Tuesday, November 5, 2013

On The Black Box

It has always been one of the most unnatural things for me to do-to stare into the eye of a lens for the sake of capturing my image.  This difficulty has been fodder for family stories for decades and it drew my mother's ire.  With care she gathered together all my school photos and hung them in the hallway across from the cellar door.  Whenever photo day came near, she would beckon me to study the expression in each photo.  There was no smile, but an odd pull of the lips that disappeared into a set of twin dimples.  No teeth were shown.

"Here, smile like this. Show your teeth," my mother would demonstrate accentuating her smile with a pointed finger."You do it, now," she coaxed.  I practiced in the tiny hallway, just me and my mother long enough to satisfy her.  We parted, each hoping for a different outcome.

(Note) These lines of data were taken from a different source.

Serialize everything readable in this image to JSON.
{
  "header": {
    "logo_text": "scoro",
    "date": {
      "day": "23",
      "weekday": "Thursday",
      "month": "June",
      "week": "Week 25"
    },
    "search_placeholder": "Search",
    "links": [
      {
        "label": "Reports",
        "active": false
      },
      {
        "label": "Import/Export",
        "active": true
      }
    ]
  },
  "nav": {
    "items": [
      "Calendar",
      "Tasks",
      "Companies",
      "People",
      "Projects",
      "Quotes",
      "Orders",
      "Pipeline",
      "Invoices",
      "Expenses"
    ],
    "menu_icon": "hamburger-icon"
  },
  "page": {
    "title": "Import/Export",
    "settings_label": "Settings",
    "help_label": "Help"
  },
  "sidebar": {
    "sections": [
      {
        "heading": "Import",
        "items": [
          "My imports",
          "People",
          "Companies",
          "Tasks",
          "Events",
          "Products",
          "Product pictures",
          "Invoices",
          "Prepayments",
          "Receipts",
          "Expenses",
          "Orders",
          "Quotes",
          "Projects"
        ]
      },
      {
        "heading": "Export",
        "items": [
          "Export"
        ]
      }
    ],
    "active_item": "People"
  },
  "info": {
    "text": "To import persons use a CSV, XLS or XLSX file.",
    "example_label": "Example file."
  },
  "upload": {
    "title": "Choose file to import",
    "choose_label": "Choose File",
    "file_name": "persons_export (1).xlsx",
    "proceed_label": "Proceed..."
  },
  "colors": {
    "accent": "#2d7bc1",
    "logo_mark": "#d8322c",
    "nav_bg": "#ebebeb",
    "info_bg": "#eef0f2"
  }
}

While sitting at the kitchen table, she unhinged the glass protecting each portrait-the expression was the same year after year. As I stood in line waiting for the photo to be taken, I  practiced smiling as my mother had shown me. Sitting on that big black box and staring into the lens made me self-conscious and nervous.  I always deferred to the default 'no smile, no teeth'-my mother's disappointment.

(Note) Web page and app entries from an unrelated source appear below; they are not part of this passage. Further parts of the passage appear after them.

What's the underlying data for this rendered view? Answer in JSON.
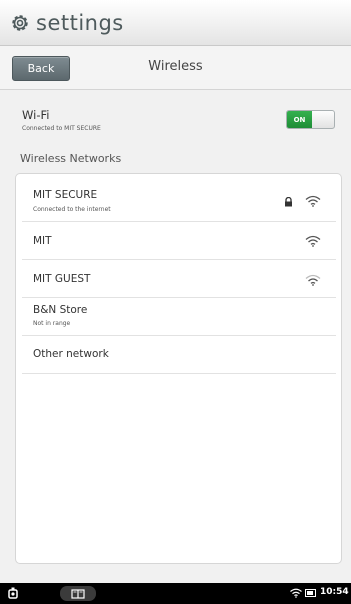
{
  "header": {
    "title": "settings",
    "icon": "gear-icon"
  },
  "nav": {
    "back_label": "Back",
    "title": "Wireless"
  },
  "wifi": {
    "label": "Wi-Fi",
    "status": "Connected to MIT SECURE",
    "toggle_label": "ON",
    "toggle_on": true,
    "accent": "#2a9e43"
  },
  "networks_title": "Wireless Networks",
  "networks": [
    {
      "name": "MIT SECURE",
      "status": "Connected to the internet",
      "locked": true,
      "signal": true
    },
    {
      "name": "MIT",
      "status": "",
      "locked": false,
      "signal": true
    },
    {
      "name": "MIT GUEST",
      "status": "",
      "locked": false,
      "signal": true
    },
    {
      "name": "B&N Store",
      "status": "Not in range",
      "locked": false,
      "signal": false
    },
    {
      "name": "Other network",
      "status": "",
      "locked": false,
      "signal": false
    }
  ],
  "statusbar": {
    "time": "10:54"
  }
}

 Even today, portraits are such a difficult undertaking. Everyone is coaxing me to smile. And, I just can't.  I really don't know why.


Tara @ A Teaching Life said...

Thank you for this. Such an honest post - and this is exactly how I feel, too. I just hate having my photograph taken. Excruciating. i like the one of you, though, so interesting and full of character.

Book Mama said...

Glad you started asking yourself the question, and it seems that you've described at least part of the (well-written, thought-provoking) answer. Keep going. Keep doing self-portraits along the way (did you see the NYTimes article on selfies about 8 days ago?).